[Web page and app entries]
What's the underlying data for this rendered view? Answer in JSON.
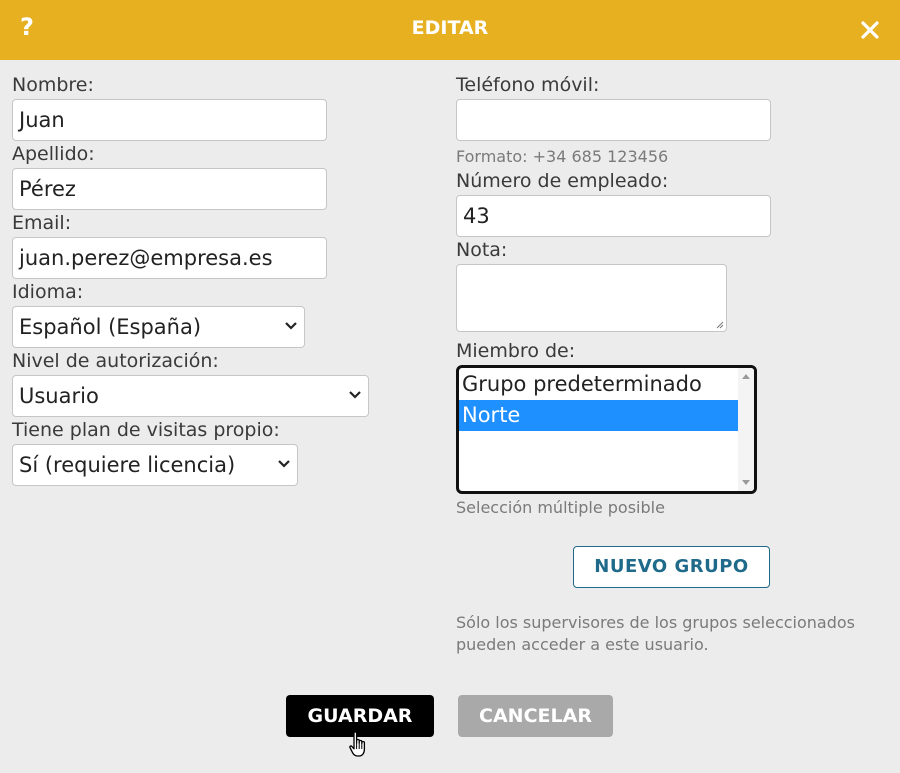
{
  "header": {
    "help_label": "?",
    "title": "EDITAR",
    "close_icon": "close-icon",
    "background": "#e6b021"
  },
  "form": {
    "nombre": {
      "label": "Nombre:",
      "value": "Juan"
    },
    "apellido": {
      "label": "Apellido:",
      "value": "Pérez"
    },
    "email": {
      "label": "Email:",
      "value": "juan.perez@empresa.es"
    },
    "idioma": {
      "label": "Idioma:",
      "value": "Español (España)"
    },
    "nivel": {
      "label": "Nivel de autorización:",
      "value": "Usuario"
    },
    "plan": {
      "label": "Tiene plan de visitas propio:",
      "value": "Sí (requiere licencia)"
    },
    "telefono": {
      "label": "Teléfono móvil:",
      "value": "",
      "hint": "Formato: +34 685 123456"
    },
    "empleado": {
      "label": "Número de empleado:",
      "value": "43"
    },
    "nota": {
      "label": "Nota:",
      "value": ""
    },
    "miembro": {
      "label": "Miembro de:",
      "options": [
        {
          "label": "Grupo predeterminado",
          "selected": false
        },
        {
          "label": "Norte",
          "selected": true
        }
      ],
      "hint": "Selección múltiple posible"
    }
  },
  "buttons": {
    "new_group": "NUEVO GRUPO",
    "save": "GUARDAR",
    "cancel": "CANCELAR"
  },
  "note": "Sólo los supervisores de los grupos seleccionados pueden acceder a este usuario.",
  "colors": {
    "accent": "#e6b021",
    "link": "#1f6a8a",
    "selection": "#1e90ff"
  }
}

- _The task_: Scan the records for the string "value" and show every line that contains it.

- _Result_:
      "value": "Juan"
      "value": "Pérez"
      "value": "juan.perez@empresa.es"
      "value": "Español (España)"
      "value": "Usuario"
      "value": "Sí (requiere licencia)"
      "value": "",
      "value": "43"
      "value": ""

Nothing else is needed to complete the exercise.